▶ WHAT YOU NEED TO DO:
Since only the written part is wanted, repeat the records exactly and omit the pictures.

'''

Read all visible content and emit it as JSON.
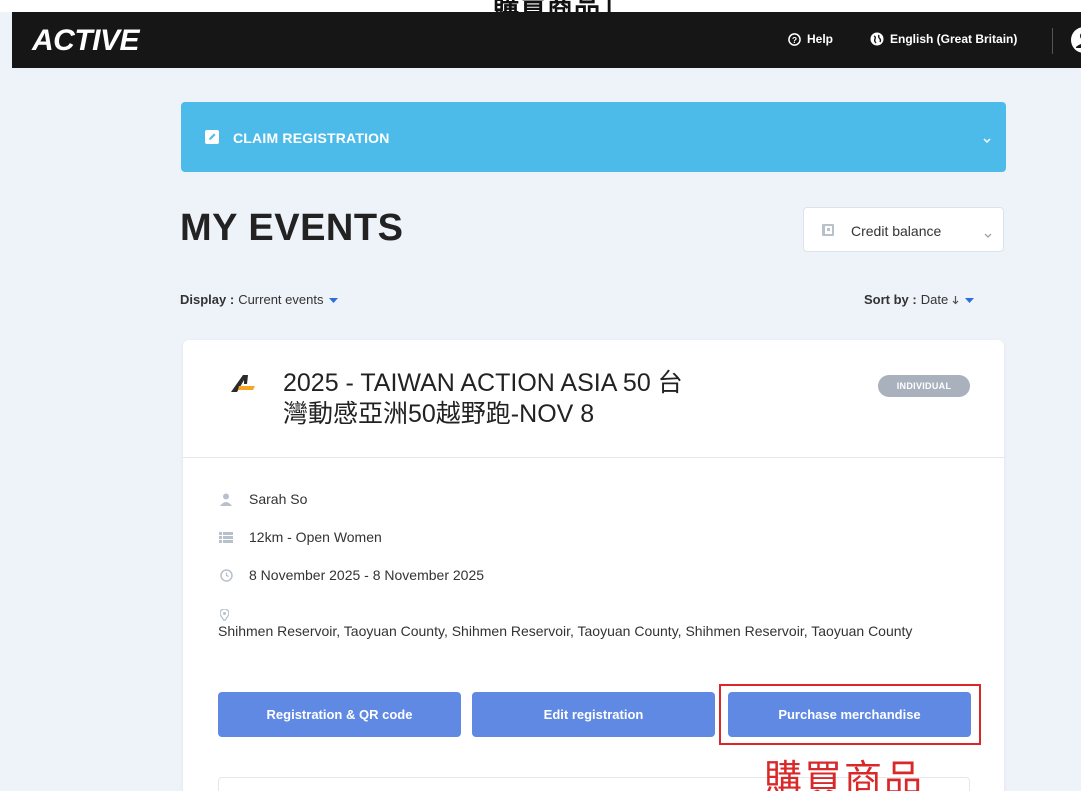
{
  "top_caption": "購買商品」",
  "header": {
    "logo_text": "ACTIVE",
    "help_label": "Help",
    "language_label": "English (Great Britain)"
  },
  "claim": {
    "label": "CLAIM REGISTRATION"
  },
  "page": {
    "title": "MY EVENTS",
    "credit_label": "Credit balance",
    "display_label": "Display :",
    "display_value": "Current events",
    "sort_label": "Sort by :",
    "sort_value": "Date"
  },
  "event": {
    "title_line1": "2025 - TAIWAN ACTION ASIA 50 台",
    "title_line2": "灣動感亞洲50越野跑-NOV 8",
    "badge": "INDIVIDUAL",
    "participant": "Sarah So",
    "race": "12km - Open Women",
    "dates": "8 November 2025 - 8 November 2025",
    "location": "Shihmen Reservoir, Taoyuan County, Shihmen Reservoir, Taoyuan County, Shihmen Reservoir, Taoyuan County",
    "buttons": {
      "registration": "Registration & QR code",
      "edit": "Edit registration",
      "merchandise": "Purchase merchandise"
    }
  },
  "annotation": {
    "text": "購買商品",
    "color": "#d8282a"
  },
  "colors": {
    "header_bg": "#161616",
    "claim_bg": "#4dbbe9",
    "button_bg": "#5f89e2",
    "page_bg": "#eef3f9",
    "badge_bg": "#a9b1bd"
  },
  "icons": {
    "help": "help-circle-icon",
    "language": "globe-icon",
    "user": "user-avatar-icon",
    "claim": "edit-square-icon",
    "credit": "wallet-icon",
    "person": "person-icon",
    "race": "list-icon",
    "date": "clock-icon",
    "location": "map-pin-icon"
  }
}
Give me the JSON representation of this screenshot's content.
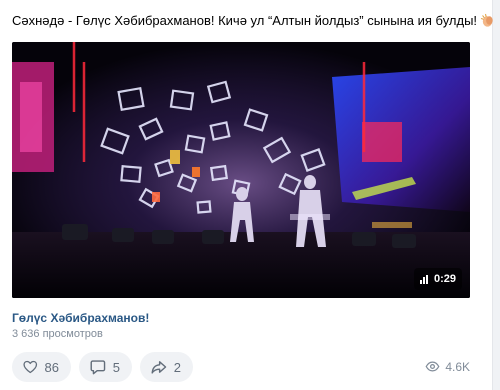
{
  "post": {
    "text": "Сәхнәдә - Гөлүс Хәбибрахманов! Кичә ул “Алтын йолдыз” сынына ия булды!",
    "emoji_icon": "clapping-hands-icon"
  },
  "video": {
    "duration": "0:29",
    "title": "Гөлүс Хәбибрахманов!",
    "views": "3 636 просмотров"
  },
  "actions": {
    "likes": "86",
    "comments": "5",
    "shares": "2",
    "views": "4.6K"
  },
  "colors": {
    "link": "#2a5885",
    "muted": "#818c99",
    "button_bg": "#f0f2f5",
    "icon": "#626d7a"
  }
}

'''

▶ WRITTEN REPLY:
Read all visible content and emit it as JSON.
{
  "top_caption": "購買商品」",
  "header": {
    "logo_text": "ACTIVE",
    "help_label": "Help",
    "language_label": "English (Great Britain)"
  },
  "claim": {
    "label": "CLAIM REGISTRATION"
  },
  "page": {
    "title": "MY EVENTS",
    "credit_label": "Credit balance",
    "display_label": "Display :",
    "display_value": "Current events",
    "sort_label": "Sort by :",
    "sort_value": "Date"
  },
  "event": {
    "title_line1": "2025 - TAIWAN ACTION ASIA 50 台",
    "title_line2": "灣動感亞洲50越野跑-NOV 8",
    "badge": "INDIVIDUAL",
    "participant": "Sarah So",
    "race": "12km - Open Women",
    "dates": "8 November 2025 - 8 November 2025",
    "location": "Shihmen Reservoir, Taoyuan County, Shihmen Reservoir, Taoyuan County, Shihmen Reservoir, Taoyuan County",
    "buttons": {
      "registration": "Registration & QR code",
      "edit": "Edit registration",
      "merchandise": "Purchase merchandise"
    }
  },
  "annotation": {
    "text": "購買商品",
    "color": "#d8282a"
  },
  "colors": {
    "header_bg": "#161616",
    "claim_bg": "#4dbbe9",
    "button_bg": "#5f89e2",
    "page_bg": "#eef3f9",
    "badge_bg": "#a9b1bd"
  },
  "icons": {
    "help": "help-circle-icon",
    "language": "globe-icon",
    "user": "user-avatar-icon",
    "claim": "edit-square-icon",
    "credit": "wallet-icon",
    "person": "person-icon",
    "race": "list-icon",
    "date": "clock-icon",
    "location": "map-pin-icon"
  }
}
Give me the JSON representation of this screenshot's content.
{
  "post": {
    "text": "Сәхнәдә - Гөлүс Хәбибрахманов! Кичә ул “Алтын йолдыз” сынына ия булды!",
    "emoji_icon": "clapping-hands-icon"
  },
  "video": {
    "duration": "0:29",
    "title": "Гөлүс Хәбибрахманов!",
    "views": "3 636 просмотров"
  },
  "actions": {
    "likes": "86",
    "comments": "5",
    "shares": "2",
    "views": "4.6K"
  },
  "colors": {
    "link": "#2a5885",
    "muted": "#818c99",
    "button_bg": "#f0f2f5",
    "icon": "#626d7a"
  }
}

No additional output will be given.